Leaf Floating Techniques

Smooth broad leaves like maple make good floating leaf assay subjects.

The floating leaf disk assay is a means of demonstrating photosynthesis. Small disks are cut out of smooth leaves, then treated so as to draw a carbon dioxide-rich solution into them. This causes the leaf disks to sink in water. When a bright light source is applied, the leaf disks begin to create oxygen. As the oxygen infuses the leaf interior before release, the disks begin to rise up and float in the solution.

Leaf Preparation

Use a leaf floating assay test to demonstrate how photosynthesis works in dramatic fashion to school students. To make the demonstration work best, use smooth, broad leaves. Stay away from varieties with fuzz on them. To make it easy to infuse the leaves with carbon dioxide, small sections of the leaves are taken for the demonstration. Usually a paper punch is used to create disks, but a firm paper straw can be used to cut disk sections from the leaves. Take leafy sections, avoiding areas with prominent veins.

Carbon Dioxide Infusion

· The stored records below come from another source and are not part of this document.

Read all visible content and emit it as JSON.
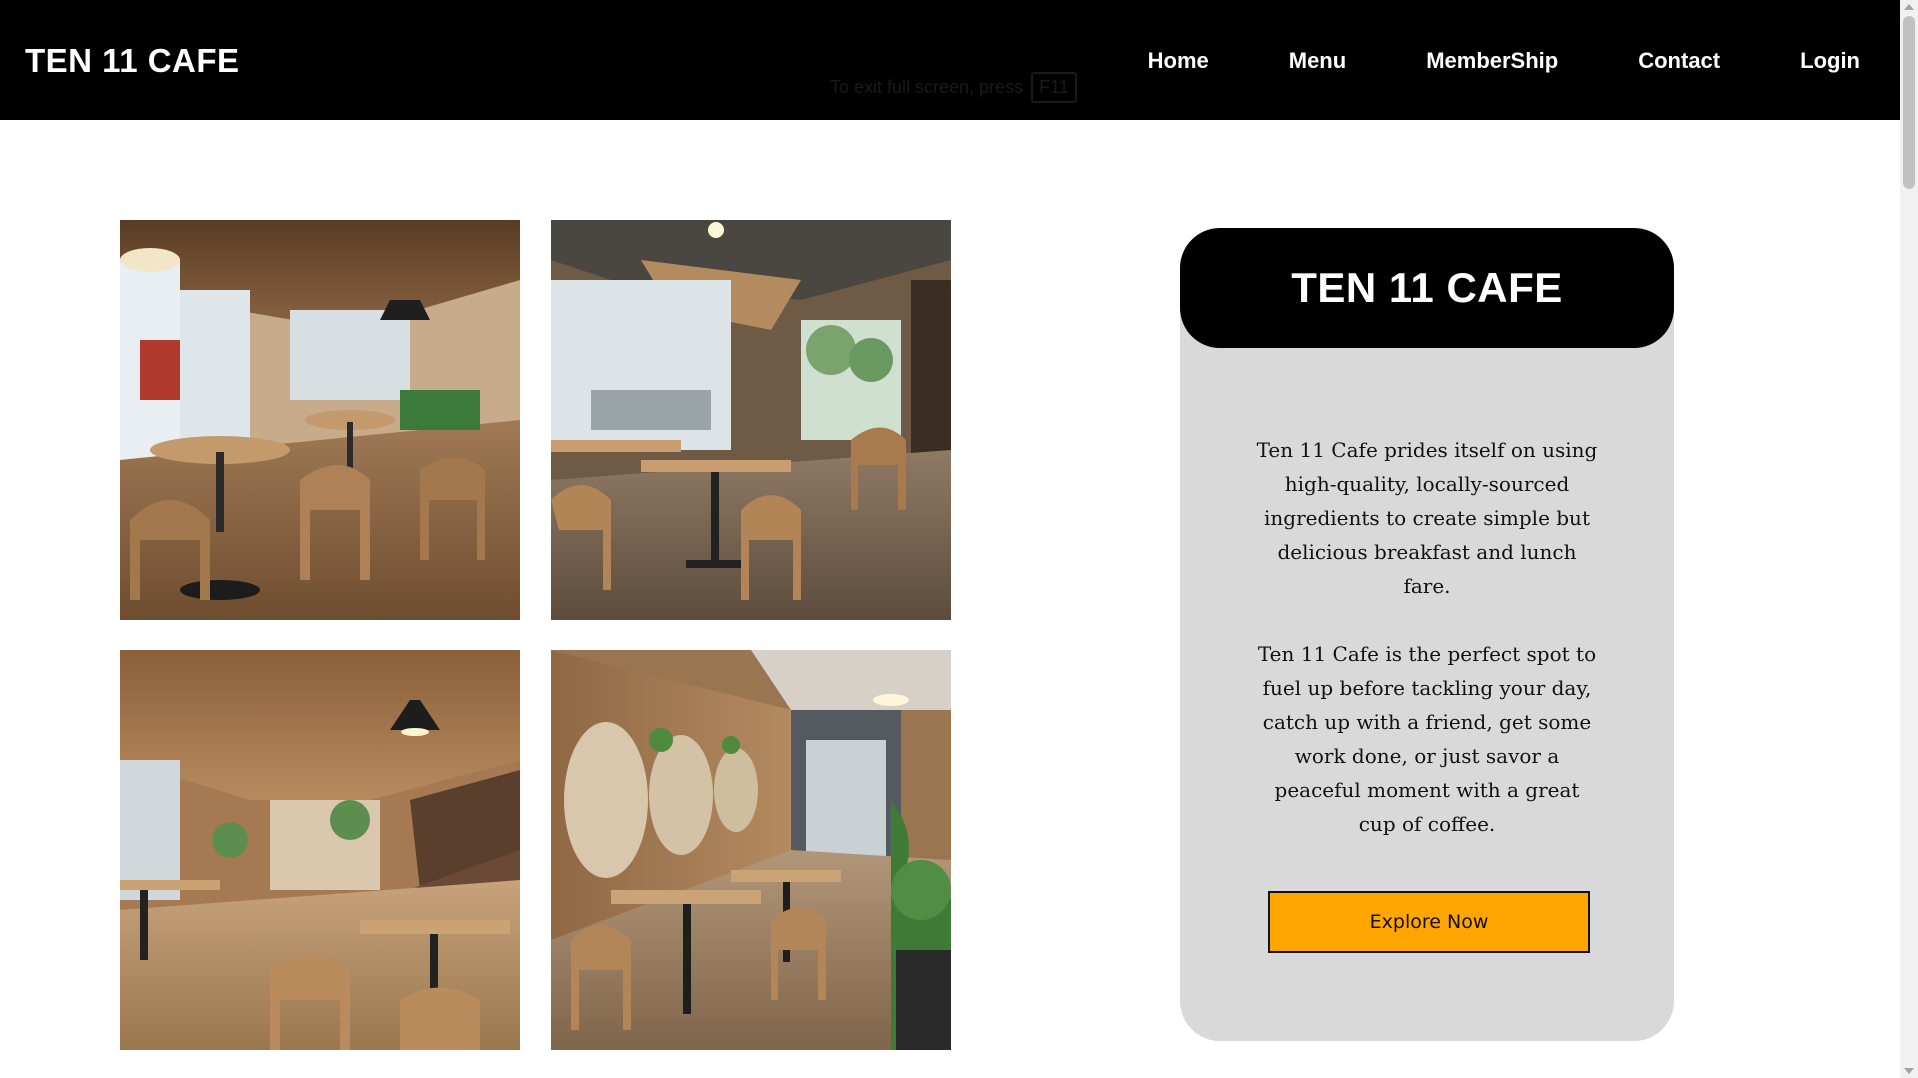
{
  "header": {
    "brand": "TEN 11 CAFE",
    "nav": [
      "Home",
      "Menu",
      "MemberShip",
      "Contact",
      "Login"
    ],
    "fullscreen_hint": {
      "text": "To exit full screen, press",
      "key": "F11"
    }
  },
  "gallery": [
    {
      "alt": "cafe interior with round tables and pendant lamps"
    },
    {
      "alt": "cafe interior with square tables by large windows"
    },
    {
      "alt": "cafe interior with wooden ceiling and booth seating"
    },
    {
      "alt": "cafe interior with carved wall panels and plants"
    }
  ],
  "card": {
    "title": "TEN 11 CAFE",
    "paragraphs": [
      "Ten 11 Cafe prides itself on using high-quality, locally-sourced ingredients to create simple but delicious breakfast and lunch fare.",
      "Ten 11 Cafe is the perfect spot to fuel up before tackling your day, catch up with a friend, get some work done, or just savor a peaceful moment with a great cup of coffee."
    ],
    "cta": "Explore Now"
  },
  "colors": {
    "header_bg": "#000000",
    "card_bg": "#d9d9d9",
    "cta_bg": "#ffa500"
  }
}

Create a 2 percent carbonate solution by mixing 1/8 tsp sodium bicarbonate, or common baking soda, with 300 ml water. Leaves feed on carbon dioxide, producing oxygen as a waste byproduct as photosynthesis occurs. The carbonate solution is used to infuse the leaf segments with carbon dioxide. Too much baking soda in the solution will cause bubbles to form on the leaves, defeating the purpose of the assay. A tiny bit of liquid soap is added to the solution to help the leaf disks absorb the carbon dioxide. Disks are put, with solution, into a syringe without a needle. Holding a finger against the open end, the teacher will withdraw the plunger for 10 seconds, creating a vacuum to help facilitate absorption, then releasing his finger to empty the vacuum. He will repeat this 3 or 4 times.


Create a control to demonstrate the difference between carbon-infused leaf segments and ordinary segments. Another set of leaf disks is prepared in the same way that the carbon dioxide-infused disks are, except that only water and a little liquid soap are used for the solution in the syringe. These disks are given the same vacuum treatment in the syringe as the other disks. In both cases it helps absorb any existing bubbles in the sections of the leaves so they will sink when first dropped into clear plastic cups with the same baking soda solution used to infuse the experimental leaf segments. The control disks and the infused disks are put into separate marked cups, each containing the identical solution.


Put the two cups under a bright light source. The disks infused with carbon dioxide will begin floating to the top after about a minute and steadily continue until all eventually rise to the top. This is caused by the leaves, in the presence of bright light, processing the carbon dioxide and creating oxygen. The oxygen bubbles that form give the leaf disks buoyancy. The leaf disks in the control group, though dropped in the same solution and exposed to the same light, will remain at the bottom of their cup. Eventually, they would undergo enough photosynthesis to float, but the experiment demonstrates that the more carbon dioxide in the leaf at the time it is exposed to light, the faster it processes the carbon dioxide and creates oxygen.